The push to 12 wins for the Dallas Cowboys starts Thursday at Soldier Field against a 5-7 Chicago Bears team that embarrassed the ‘Boys 45-28 a December ago. That game was also in prime time, on a Monday night. That game also opened the Cowboys’ December schedule. That game was the first loss of what would become a 1-3 December and yet another ignominious 8-8 finish.
This Cowboys team is coming off a humiliating Thanksgiving defeat in a battle for first place against a fierce division rival. They’re in the midst of a five-game stretch in which they can’t convert a third down on offense and can’t force a punt on defense. They’re 2-3 during that stretch and after a 6-1 start look like about the shakiest 8-4 team east of Arizona.
And this team is going to win 11 games this year. Maybe 12. Three reasons why:
This offense has elite talent, and they’re all healthy. By NFL standards, anyway.
The Cowboys are nicked up like any other NFL team in December, but the foundation of the offense is ready to play. Offensive line, quarterback, running back, tight end, No. 1 receiver. All solidly healthy. All capable of elite-level play.
Quarterback Tony Romo is the fourth-highest rated passer in the league in December games over the past five seasons, behind only Aaron Rodgers, Peyton Manning, and Drew Brees. Tight end Jason Witten blocks like a tackle in the running game and abuses linebackers in the passing game. Running back DeMarco Murray is the league’s leading rusher. Wide receiver Dez Bryant can burn you on the outside and make the tough catches across the middle.
The key this year is all play behind what is widely regarded as the most dominant offensive line in the league. This offense was built with December in mind. With three cold-weather road games on the slate this year, we’re going to see it win.
The defense is the best of the Jason Garrett Era.
That’s not to say it’s terrific, but it doesn’t have to be. Not with an offense that can control the ball the way this one can. This defense merely needs to contribute a few stops and the odd timely turnover, and the offense can do the rest.
Also, though the stats don’t show it yet, the defense is getting better. Defensive tackles Henry Melton and Tyrone Crawford are becoming the types of players offenses have to plan for. So much so that the Cowboys are trying to find ways to get them both on the field at the same time, shifting Melton over to defensive end in some packages.
A resurgent Rolando McClain leads the defense at middle linebacker, a considerable upgrade from a December ago. Nothing against Ernie Sims. And youngsters such as safety J.J. Wilcox, in just his third season playing the position, and rookie linebacker Anthony Hitchens seem to improve with each game they play.

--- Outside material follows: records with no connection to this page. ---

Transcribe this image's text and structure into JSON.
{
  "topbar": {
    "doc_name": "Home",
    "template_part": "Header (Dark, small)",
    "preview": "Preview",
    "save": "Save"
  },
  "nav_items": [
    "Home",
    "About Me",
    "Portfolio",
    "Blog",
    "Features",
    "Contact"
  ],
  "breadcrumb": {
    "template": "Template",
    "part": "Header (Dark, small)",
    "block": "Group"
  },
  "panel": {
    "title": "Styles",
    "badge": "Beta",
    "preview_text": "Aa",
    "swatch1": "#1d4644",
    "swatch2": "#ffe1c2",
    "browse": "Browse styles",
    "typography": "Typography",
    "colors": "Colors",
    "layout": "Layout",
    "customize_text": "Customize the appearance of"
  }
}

This defense isn’t likely to win any games for the Cowboys, but they won’t lose games either. Last year at Soldier Field, the defense did not force a single punt. Against career journeyman quarterback Josh McCown. Yeah, that really happened. Not happening this year.
Finally, these Cowboys are due for a few December breaks.
In every season, injuries and turnovers have their say in making and breaking fortunes. These Cowboys are 8-4, and yet they’re -3 overall in turnover margin. The Cowboys are ranked 30th in the league in fumbles lost per game. That doesn’t mean they’re really bad at the loose ball drill; that means the ball isn’t bouncing their way.
Consider wide receiver Cole Beasley’s fumble last week against the Eagles. Racing toward the sideline, he gets stripped just a moment before careening out of bounds. Beasley and the defender who stripped him both ended up out of bounds. In fact, the momentum of every element involved in that play was literally hurtling out of bounds. Except the ball. Instead it fell feather-soft to the turf and inexplicably stuck there for an Eagle defender to scoop up. That’s just luck. Eventually luck shifts, and the Cowboys are due.
The Cowboys have been slaughtered by attrition in December during Garrett’s tenure, particularly on defense. Guys like linebacker Cameron Lawrence and safety Jeff Heath, both core special teamers, have played entirely too many meaningful December snaps. The pendulum is due to swing back on that, too. It’s overdue.
If they can stay relatively healthy, particularly in a few key positions that lack depth, they can run the table. They can beat a 5-7 Bears team in Chicago. They can win for the third straight year at Philadelphia, where the Eagles will be coming off what is sure to be a very physical matchup against the defending champion Seattle Seahawks. They can beat an Indianapolis team with a defense ranked 30th in the league in rushing yards per attempt. And they can close out the season with sweet, sweet revenge against a hapless Washington Redskins team at RFK.
FedEx Field? It’ll always be RFK to me. A satisfying place for the Cowboys to clinch. Bring on December – these Cowboys are ready for it.